When this story is relayed to backup quarterback Marques Tuiasosopo, he says, “He got you too? He got me with the same one in my rookie year.”
Unbeknownst to the lineman, Gannon is asking the questions. He suspects nothing out of the ordinary until asked about the size of again, it’s locker room humor.
He says Gannon has been arriving in the morning darkness, angry that he doesn’t have a key to the facility so he can get in and watch film. Gruden says an angry Gannon throws rocks at his window, demanding to be let in.

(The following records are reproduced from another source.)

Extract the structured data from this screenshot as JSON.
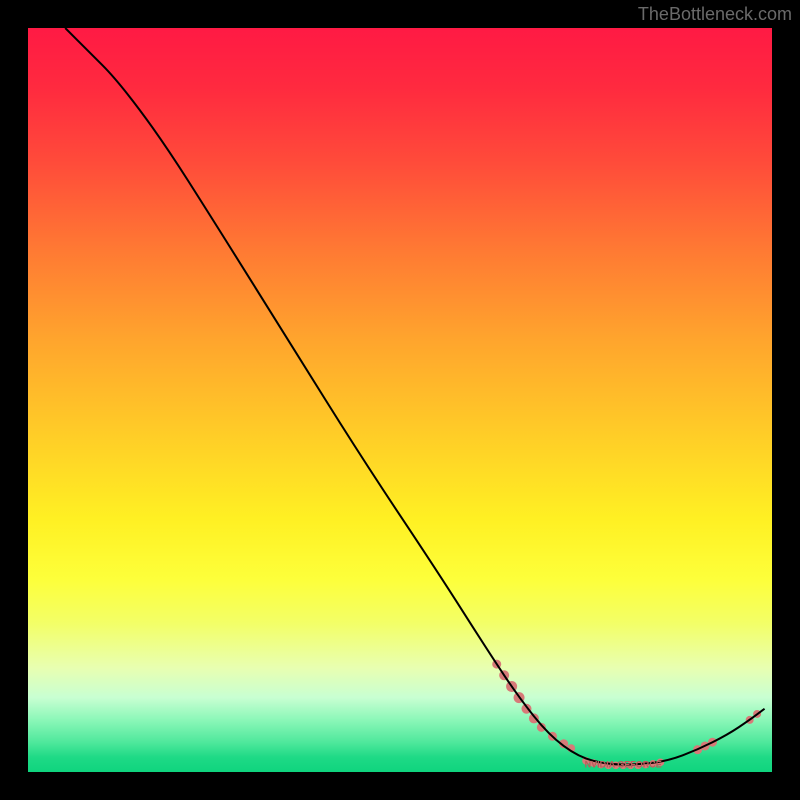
{
  "watermark": "TheBottleneck.com",
  "chart_data": {
    "type": "line",
    "title": "",
    "xlabel": "",
    "ylabel": "",
    "xlim": [
      0,
      100
    ],
    "ylim": [
      0,
      100
    ],
    "curve": [
      {
        "x": 5,
        "y": 100
      },
      {
        "x": 8,
        "y": 97
      },
      {
        "x": 12,
        "y": 93
      },
      {
        "x": 18,
        "y": 85
      },
      {
        "x": 25,
        "y": 74
      },
      {
        "x": 35,
        "y": 58
      },
      {
        "x": 45,
        "y": 42
      },
      {
        "x": 55,
        "y": 27
      },
      {
        "x": 62,
        "y": 16
      },
      {
        "x": 66,
        "y": 10
      },
      {
        "x": 70,
        "y": 5
      },
      {
        "x": 74,
        "y": 2
      },
      {
        "x": 78,
        "y": 1
      },
      {
        "x": 82,
        "y": 1
      },
      {
        "x": 86,
        "y": 1.5
      },
      {
        "x": 90,
        "y": 3
      },
      {
        "x": 94,
        "y": 5
      },
      {
        "x": 97,
        "y": 7
      },
      {
        "x": 99,
        "y": 8.5
      }
    ],
    "dot_clusters": [
      {
        "x": 63,
        "y": 14.5,
        "r": 4.5
      },
      {
        "x": 64,
        "y": 13,
        "r": 5
      },
      {
        "x": 65,
        "y": 11.5,
        "r": 5.5
      },
      {
        "x": 66,
        "y": 10,
        "r": 5.5
      },
      {
        "x": 67,
        "y": 8.5,
        "r": 5
      },
      {
        "x": 68,
        "y": 7.2,
        "r": 5
      },
      {
        "x": 69,
        "y": 6,
        "r": 4.5
      },
      {
        "x": 70.5,
        "y": 4.8,
        "r": 4.5
      },
      {
        "x": 72,
        "y": 3.8,
        "r": 4.5
      },
      {
        "x": 73,
        "y": 3.2,
        "r": 4
      },
      {
        "x": 75,
        "y": 1.5,
        "r": 3.8
      },
      {
        "x": 76,
        "y": 1.2,
        "r": 3.8
      },
      {
        "x": 77,
        "y": 1.0,
        "r": 3.8
      },
      {
        "x": 78,
        "y": 0.9,
        "r": 3.8
      },
      {
        "x": 79,
        "y": 0.9,
        "r": 3.8
      },
      {
        "x": 80,
        "y": 0.9,
        "r": 3.8
      },
      {
        "x": 81,
        "y": 0.9,
        "r": 3.8
      },
      {
        "x": 82,
        "y": 0.9,
        "r": 3.8
      },
      {
        "x": 83,
        "y": 1.0,
        "r": 3.8
      },
      {
        "x": 84,
        "y": 1.1,
        "r": 3.8
      },
      {
        "x": 85,
        "y": 1.3,
        "r": 3.8
      },
      {
        "x": 90,
        "y": 3.0,
        "r": 4.5
      },
      {
        "x": 91,
        "y": 3.5,
        "r": 4.5
      },
      {
        "x": 92,
        "y": 4.0,
        "r": 4.5
      },
      {
        "x": 97,
        "y": 7.0,
        "r": 4
      },
      {
        "x": 98,
        "y": 7.8,
        "r": 4
      }
    ],
    "dot_cluster_label": {
      "text": "NVIDIA GEFORCE",
      "x": 80,
      "y": 1.0
    },
    "dot_color": "#d77a78",
    "curve_color": "#000000"
  }
}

A television crew sees it and comes out to document the story. Turns out Gannon indeed wanted to get in early, but never threw so much as a pebble. He can’t find a rock anywhere near a window, and curses Gruden under his breath. Later, as Gannon relates the story, he is laughing about it.
He tells the support staff, comprised of Raiders employees, to stand along the sideline and gawk at Manning. They’re instructed to say, “Oooh,” and “Aaah,” on every Manning pass, and remain silent when Gannon throws.
Finally, Manning misfires, and Gannon runs to the sideline and says, “What do you think of that throw?”
The story is put in a weekly Internet diary I was ghost-writing for Gruden in 2001. Gannon thinks it is hilarious. He requests a printed copy.
Gannon could be a pain to teammates, coaches and the media. In fact, he saw it as part of his job description. But he had another side.
“Rich is a very sarcastic and intelligent guy,” Gruden said. “He could cut you up with his words but could also make you laugh like hell.”
Center Adam Treu, who considers Gannon and family to be close friends, agreed. “He was a lot of fun – sometimes at the expense of other teammates,” Treu said. “But what are you going to do? You’ve got to have a thick skin.”
The Hackett Factor
Davis and Gruden relied heavily on the advice of Paul Hackett, Gannon’s offensive coordinator in Kansas City, when coming to the decision to pursue their eventual MVP.
“When Jon was looking for a quarterback, I told him, `This is the guy you want,’ ” Hackett said. “I mean, this is his guy. A guy who is just like he is.”
Hackett, now Gruden’s quarterbacks coach in Tampa Bay, said Gruden and Gannon made each other better.
“Their ability to work together is one of the great stories in the NFL” Hackett said. “Here was a first-time NFL coach in his 30s, a quarterback in his 30s, and they get the most out of each other. There’s only one person I’ve ever known that prepares more than Rich Gannon. And that happens to be Jon Gruden.”
Hits And Misses